Make tracks to Portland Train Day
Train lovers and history buffs can celebrate the 148th anniversary of the completion of American's first transcontinental railroad at the Oregon Rail Heritage Center from 10 a.m. to 5 p.m. Saturday, May 6. Admission is free.
The city-owned historic Southern Pacific 4449 steam locomotive will be "steamed up" for the center's second annual Portland Train Day. It commemorates the pounding of the Golden Spike that connected the Central Pacific and Union Pacific railroads at Promontory Summit in Utah on May 10, 1869.
The city's two other historic steam locomotives — the Spokane, Portland & Seattle 700 and the Oregon Railroad & Navigation Co. 197 — also will be on display at the center, which is located at 2250 S.E. Water Ave., near the Oregon Museum of Science and Industry at the east end of Tilikum Crossing. Other activities at the family-friendly event include music, food carts, train trips from the center to Oaks Park and back by the locally owned and operated Oregon Pacific Railroad, and an appearance by the child-size Thomas the Tank Engine owned by the model Rose City Garden Railway Association.
"Last year, Portland Train Day brought over 4,000 people to our museum," says ORHF event coordinator, Jeff Knapp. "We are spreading the word all over the city of Portland to come join us on this spectacular day of fun for the whole family."
National Train Day events historically had been sponsored across the country by Amtrak until budget cuts forced them to be canceled two years ago. The nonprofit ORHF sponsored last year's event as part of its mission to promote an appreciation of the rail history of the country and the region.
Portland is the only city in the United States to own two operating steam locomotives. The SP 4449 and the SP&S 700 take turns pulling cars for the annual Holiday Express trips between the center and Oaks Park.
The OR&N 197 currently is being restored. They are maintained and operated by volunteers at the center, which opened in September 2012. It houses many other historic railroad artifacts, too.

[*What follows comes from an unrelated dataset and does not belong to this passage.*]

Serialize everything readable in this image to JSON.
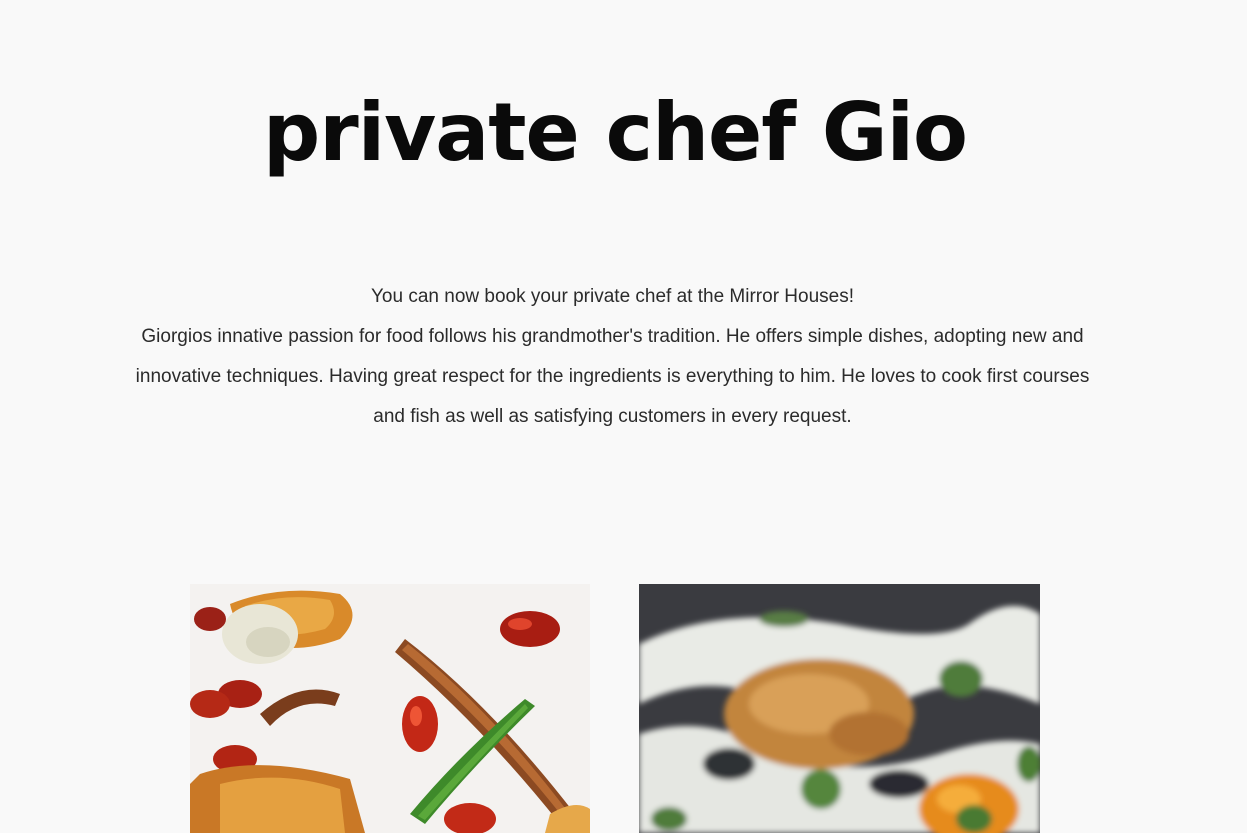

"Having the SP 4449 under pressure is a spectacle you do not want to dare miss. When they are under fire they come alive and senses tingle from the sight, sound and smell of a live working steam locomotive," Knapp says.
For more: www.orhf.org.